* **THE TASK**
All entries are to be copied verbatim, while the pictures stay out.

== Segment start ==

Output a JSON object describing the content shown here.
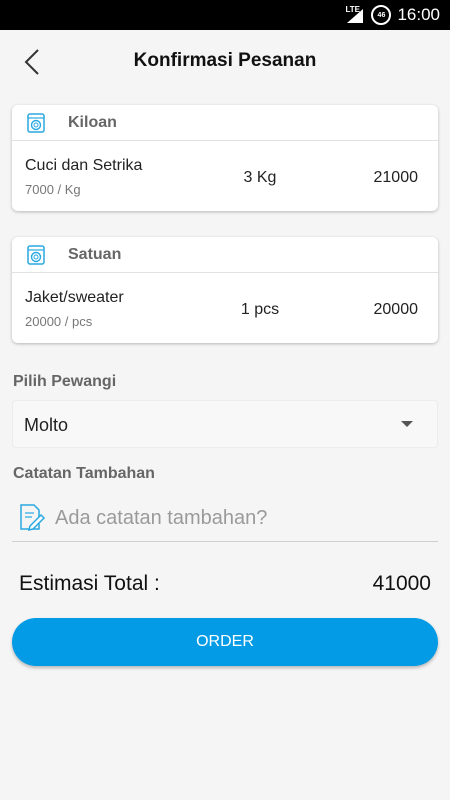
{
  "status_bar": {
    "network": "LTE",
    "battery_level": "46",
    "time": "16:00"
  },
  "header": {
    "title": "Konfirmasi Pesanan",
    "back_icon": "chevron-left-icon"
  },
  "orders": [
    {
      "category": "Kiloan",
      "icon": "washing-machine-icon",
      "item": {
        "name": "Cuci dan Setrika",
        "unit_price": "7000 / Kg",
        "quantity": "3 Kg",
        "price": "21000"
      }
    },
    {
      "category": "Satuan",
      "icon": "washing-machine-icon",
      "item": {
        "name": "Jaket/sweater",
        "unit_price": "20000 / pcs",
        "quantity": "1 pcs",
        "price": "20000"
      }
    }
  ],
  "fragrance": {
    "label": "Pilih Pewangi",
    "selected": "Molto"
  },
  "notes": {
    "label": "Catatan Tambahan",
    "placeholder": "Ada catatan tambahan?",
    "value": ""
  },
  "total": {
    "label": "Estimasi Total :",
    "value": "41000"
  },
  "order_button": {
    "label": "ORDER"
  },
  "colors": {
    "accent": "#039be5",
    "icon_blue": "#29a9e1",
    "background": "#f5f5f5"
  }
}
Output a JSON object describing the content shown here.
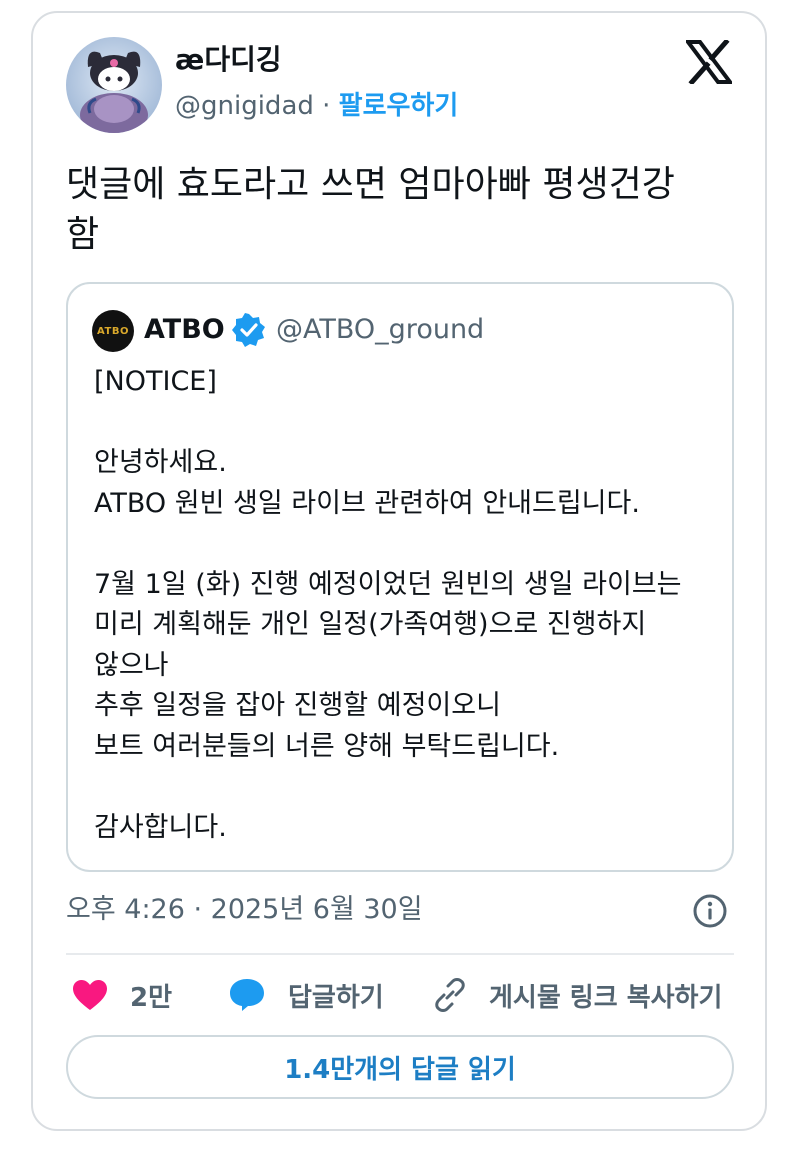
{
  "author": {
    "display_name": "æ다디깅",
    "handle": "@gnigidad",
    "separator": "·",
    "follow_label": "팔로우하기"
  },
  "tweet": {
    "text_lines": [
      "댓글에 효도라고 쓰면 엄마아빠 평생건강",
      "함"
    ]
  },
  "quoted": {
    "avatar_text": "ATBO",
    "name": "ATBO",
    "handle": "@ATBO_ground",
    "body_lines": [
      "[NOTICE]",
      "",
      "안녕하세요.",
      "ATBO 원빈 생일 라이브 관련하여 안내드립니다.",
      "",
      "7월 1일 (화) 진행 예정이었던 원빈의 생일 라이브는",
      "미리 계획해둔 개인 일정(가족여행)으로 진행하지",
      "않으나",
      "추후 일정을 잡아 진행할 예정이오니",
      "보트 여러분들의 너른 양해 부탁드립니다.",
      "",
      "감사합니다."
    ]
  },
  "meta": {
    "timestamp": "오후 4:26 · 2025년 6월 30일"
  },
  "actions": {
    "like_count": "2만",
    "reply_label": "답글하기",
    "copy_link_label": "게시물 링크 복사하기"
  },
  "read_replies_label": "1.4만개의 답글 읽기",
  "colors": {
    "accent": "#1d9bf0",
    "like": "#f91880",
    "muted_text": "#536471",
    "border": "#cfd9de"
  },
  "icons": {
    "logo": "x-logo-icon",
    "verified": "verified-badge-icon",
    "info": "info-icon",
    "like": "heart-icon",
    "reply": "speech-bubble-icon",
    "copy": "link-icon"
  }
}
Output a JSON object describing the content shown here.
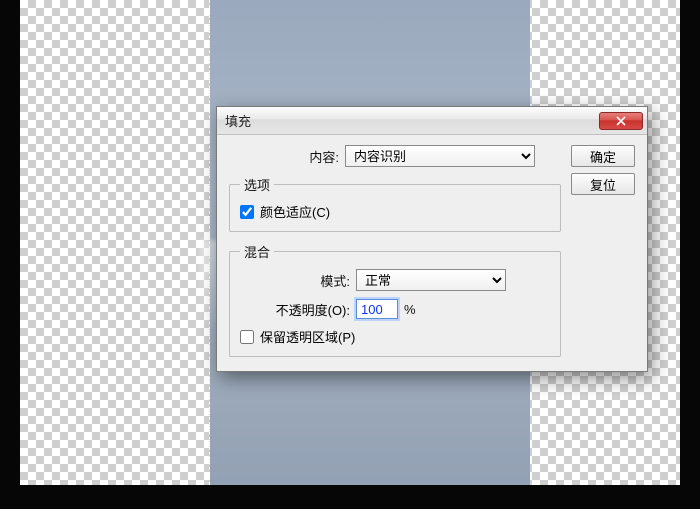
{
  "dialog": {
    "title": "填充",
    "content_label": "内容:",
    "content_value": "内容识别",
    "options_legend": "选项",
    "color_adapt_label": "颜色适应(C)",
    "color_adapt_checked": true,
    "blend_legend": "混合",
    "mode_label": "模式:",
    "mode_value": "正常",
    "opacity_label": "不透明度(O):",
    "opacity_value": "100",
    "percent": "%",
    "preserve_label": "保留透明区域(P)",
    "preserve_checked": false,
    "ok_label": "确定",
    "reset_label": "复位"
  }
}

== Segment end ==

* **OUTPUT OF THE EXERCISE**
Output a JSON object describing the content shown here.
{
  "status_bar": {
    "network": "LTE",
    "battery_level": "46",
    "time": "16:00"
  },
  "header": {
    "title": "Konfirmasi Pesanan",
    "back_icon": "chevron-left-icon"
  },
  "orders": [
    {
      "category": "Kiloan",
      "icon": "washing-machine-icon",
      "item": {
        "name": "Cuci dan Setrika",
        "unit_price": "7000 / Kg",
        "quantity": "3 Kg",
        "price": "21000"
      }
    },
    {
      "category": "Satuan",
      "icon": "washing-machine-icon",
      "item": {
        "name": "Jaket/sweater",
        "unit_price": "20000 / pcs",
        "quantity": "1 pcs",
        "price": "20000"
      }
    }
  ],
  "fragrance": {
    "label": "Pilih Pewangi",
    "selected": "Molto"
  },
  "notes": {
    "label": "Catatan Tambahan",
    "placeholder": "Ada catatan tambahan?",
    "value": ""
  },
  "total": {
    "label": "Estimasi Total :",
    "value": "41000"
  },
  "order_button": {
    "label": "ORDER"
  },
  "colors": {
    "accent": "#039be5",
    "icon_blue": "#29a9e1",
    "background": "#f5f5f5"
  }
}
Output a JSON object describing the content shown here.
{
  "author": {
    "display_name": "æ다디깅",
    "handle": "@gnigidad",
    "separator": "·",
    "follow_label": "팔로우하기"
  },
  "tweet": {
    "text_lines": [
      "댓글에 효도라고 쓰면 엄마아빠 평생건강",
      "함"
    ]
  },
  "quoted": {
    "avatar_text": "ATBO",
    "name": "ATBO",
    "handle": "@ATBO_ground",
    "body_lines": [
      "[NOTICE]",
      "",
      "안녕하세요.",
      "ATBO 원빈 생일 라이브 관련하여 안내드립니다.",
      "",
      "7월 1일 (화) 진행 예정이었던 원빈의 생일 라이브는",
      "미리 계획해둔 개인 일정(가족여행)으로 진행하지",
      "않으나",
      "추후 일정을 잡아 진행할 예정이오니",
      "보트 여러분들의 너른 양해 부탁드립니다.",
      "",
      "감사합니다."
    ]
  },
  "meta": {
    "timestamp": "오후 4:26 · 2025년 6월 30일"
  },
  "actions": {
    "like_count": "2만",
    "reply_label": "답글하기",
    "copy_link_label": "게시물 링크 복사하기"
  },
  "read_replies_label": "1.4만개의 답글 읽기",
  "colors": {
    "accent": "#1d9bf0",
    "like": "#f91880",
    "muted_text": "#536471",
    "border": "#cfd9de"
  },
  "icons": {
    "logo": "x-logo-icon",
    "verified": "verified-badge-icon",
    "info": "info-icon",
    "like": "heart-icon",
    "reply": "speech-bubble-icon",
    "copy": "link-icon"
  }
}
Output a JSON object describing the content shown here.
{
  "dialog": {
    "title": "填充",
    "content_label": "内容:",
    "content_value": "内容识别",
    "options_legend": "选项",
    "color_adapt_label": "颜色适应(C)",
    "color_adapt_checked": true,
    "blend_legend": "混合",
    "mode_label": "模式:",
    "mode_value": "正常",
    "opacity_label": "不透明度(O):",
    "opacity_value": "100",
    "percent": "%",
    "preserve_label": "保留透明区域(P)",
    "preserve_checked": false,
    "ok_label": "确定",
    "reset_label": "复位"
  }
}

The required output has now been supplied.